Elderly Depression and The Great Digital Divide

What’s the most persistent digital divide in America?

It isn’t by race, income or educational attainment, studies show, but by age.

Just 56 percent of Americans over 65 are online, according to a May study by the Pew Internet and American Life Project, compared with 83 percent of people aged 50 to 64, 92 percent of people 30 to 49 and 98 percent of 18-to-29 year olds. The 2013 study represented the first time the percentage of America’s online elderly tipped over the 50 percent mark.

The racial divide, by comparison, only runs from 76 percent of Hispanic Americans who are online to 85 percent of blacks and 86 percent of non-Hispanic whites, Pew found.

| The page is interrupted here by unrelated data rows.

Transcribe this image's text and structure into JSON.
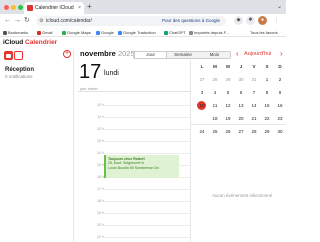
{
  "browser": {
    "tab_title": "Calendrier iCloud",
    "tab_close": "×",
    "new_tab": "+",
    "url": "icloud.com/calendar/",
    "promo": "Pour des questions à Google",
    "bookmarks": [
      {
        "label": "Bookmarks",
        "color": "#555555"
      },
      {
        "label": "Gmail",
        "color": "#d93025"
      },
      {
        "label": "Google Maps",
        "color": "#34a853"
      },
      {
        "label": "Google",
        "color": "#4285f4"
      },
      {
        "label": "Google Traduction",
        "color": "#4285f4"
      },
      {
        "label": "ChatGPT",
        "color": "#10a37f"
      },
      {
        "label": "Importés depuis F...",
        "color": "#888888"
      }
    ],
    "bookmarks_all": "Tous les favoris"
  },
  "app": {
    "brand_apple": "",
    "brand_icloud": "iCloud",
    "brand_calendar": "Calendrier",
    "accent": "#e3342f"
  },
  "sidebar": {
    "title": "Réception",
    "subtitle": "0 notifications",
    "add_icon": "+"
  },
  "header": {
    "month": "novembre",
    "year": "2025",
    "views": [
      "Jour",
      "Semaine",
      "Mois"
    ],
    "active_view": "Jour",
    "prev": "‹",
    "today": "Aujourd'hui",
    "next": "›"
  },
  "day": {
    "number": "17",
    "name": "lundi",
    "allday": "jour entier",
    "hours": [
      "10 h",
      "11 h",
      "12 h",
      "13 h",
      "14 h",
      "15 h",
      "16 h",
      "17 h",
      "18 h",
      "19 h",
      "20 h",
      "21 h"
    ]
  },
  "event": {
    "time_title": "Toujours chez Robert",
    "line2": "26, bout. Seigneuret le",
    "line3": "Louis Boudin 69 Sombernon Dn"
  },
  "minical": {
    "weekdays": [
      "L",
      "M",
      "M",
      "J",
      "V",
      "S",
      "D"
    ],
    "weeks": [
      [
        "27",
        "28",
        "29",
        "30",
        "31",
        "1",
        "2"
      ],
      [
        "3",
        "4",
        "5",
        "6",
        "7",
        "8",
        "9"
      ],
      [
        "10",
        "11",
        "12",
        "13",
        "14",
        "15",
        "16"
      ],
      [
        "17",
        "18",
        "19",
        "20",
        "21",
        "22",
        "23"
      ],
      [
        "24",
        "25",
        "26",
        "27",
        "28",
        "29",
        "30"
      ]
    ],
    "today": "17"
  },
  "right": {
    "no_event": "Aucun événement sélectionné"
  }
}
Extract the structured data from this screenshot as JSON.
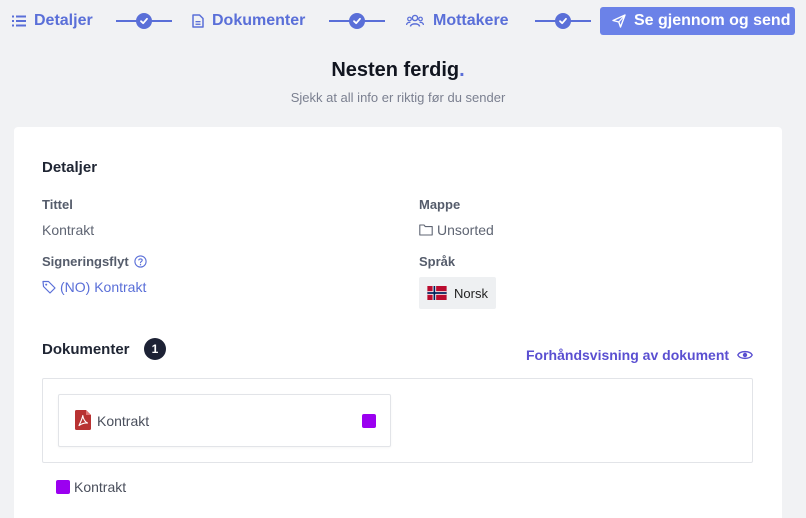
{
  "stepper": {
    "steps": [
      {
        "label": "Detaljer",
        "icon": "list-icon"
      },
      {
        "label": "Dokumenter",
        "icon": "document-icon"
      },
      {
        "label": "Mottakere",
        "icon": "users-icon"
      }
    ],
    "current": {
      "label": "Se gjennom og send",
      "icon": "send-icon"
    }
  },
  "heading": {
    "title": "Nesten ferdig",
    "title_dot": ".",
    "subtitle": "Sjekk at all info er riktig før du sender"
  },
  "details": {
    "section_title": "Detaljer",
    "title_label": "Tittel",
    "title_value": "Kontrakt",
    "folder_label": "Mappe",
    "folder_value": "Unsorted",
    "flow_label": "Signeringsflyt",
    "flow_value": "(NO) Kontrakt",
    "language_label": "Språk",
    "language_value": "Norsk"
  },
  "documents": {
    "section_title": "Dokumenter",
    "count": "1",
    "preview_label": "Forhåndsvisning av dokument",
    "items": [
      {
        "name": "Kontrakt",
        "color": "#9b00f0"
      }
    ],
    "legend": [
      {
        "name": "Kontrakt",
        "color": "#9b00f0"
      }
    ]
  },
  "colors": {
    "accent": "#5a6fd8",
    "accent_button": "#6b82e8",
    "document_color": "#9b00f0"
  }
}
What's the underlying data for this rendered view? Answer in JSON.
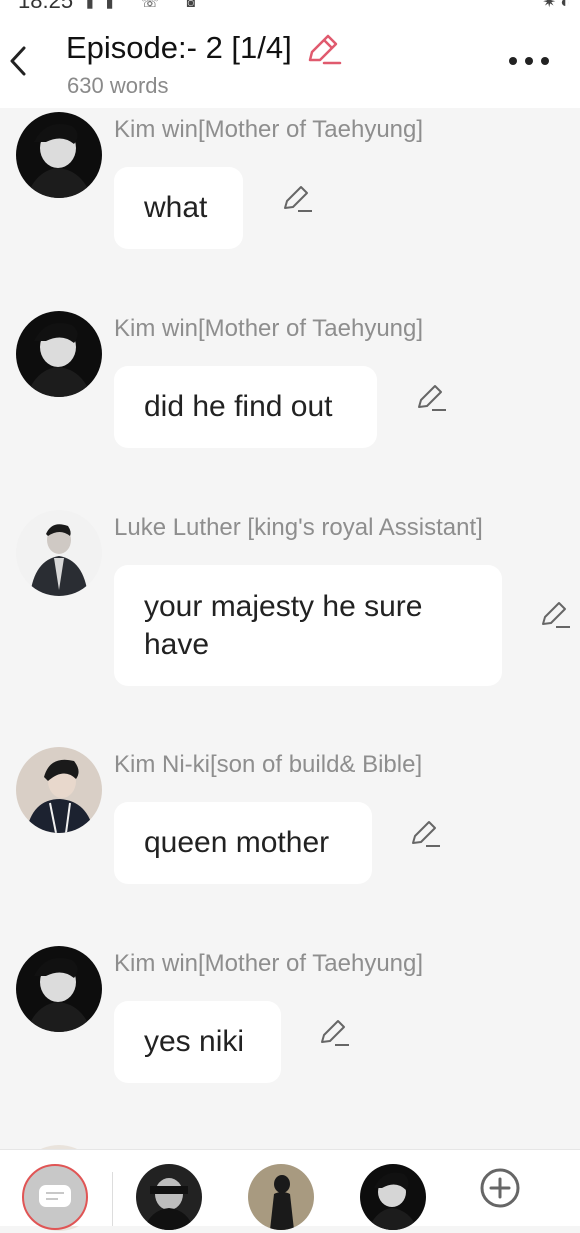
{
  "status_bar": {
    "time": "18:25"
  },
  "header": {
    "title": "Episode:- 2 [1/4]",
    "word_count": "630 words"
  },
  "messages": [
    {
      "sender": "Kim win[Mother of Taehyung]",
      "text": "what",
      "avatar": "dark-portrait"
    },
    {
      "sender": "Kim win[Mother of Taehyung]",
      "text": "did he find out",
      "avatar": "dark-portrait"
    },
    {
      "sender": "Luke Luther [king's royal Assistant]",
      "text": "your majesty he sure have",
      "avatar": "suited-figure"
    },
    {
      "sender": "Kim Ni-ki[son of build& Bible]",
      "text": "queen mother",
      "avatar": "hooded-young-man"
    },
    {
      "sender": "Kim win[Mother of Taehyung]",
      "text": "yes niki",
      "avatar": "dark-portrait"
    }
  ],
  "bottom_bar": {
    "icons": [
      "chat-bubble-icon",
      "character-1-avatar",
      "character-2-avatar",
      "character-3-avatar",
      "add-character-icon"
    ]
  },
  "colors": {
    "accent": "#e05a6e",
    "sender_text": "#8e8e8e",
    "background": "#f5f5f5"
  }
}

The digital divide measured by income is somewhat greater, from 76 percent of households that make less than $30,000 per year to 96 percent of households that make more than $75,000. The education divide comes closest to the age divide. About 59 percent of Americans who didn’t complete high school are functionally online, Pew found, compared with 96 percent of college graduates.

The effects of this divide can be pernicious, said Tony Sarmiento, executive director of Senior Service America, a Washington area nonprofit organization that works to increase Internet use among the elderly. Disconnected seniors are more likely to feel isolated and sink into depression, Sarmiento said, especially if they’re housebound by physical ailments or have lost much of their nondigital social circle to death, disease or dementia.

2009 report by the Center for Advanced Legal and Economic Public Policy Studies found a 20 percent reduction in depression among seniors who are effective online compared with those who are not.

“We all end up paying dearly for that in terms of older people needing more care because their health deteriorates,” Sarmiento said. “So being able to lessen that isolation online, not just with email but with Skype and things like that could have a tremendous impact.”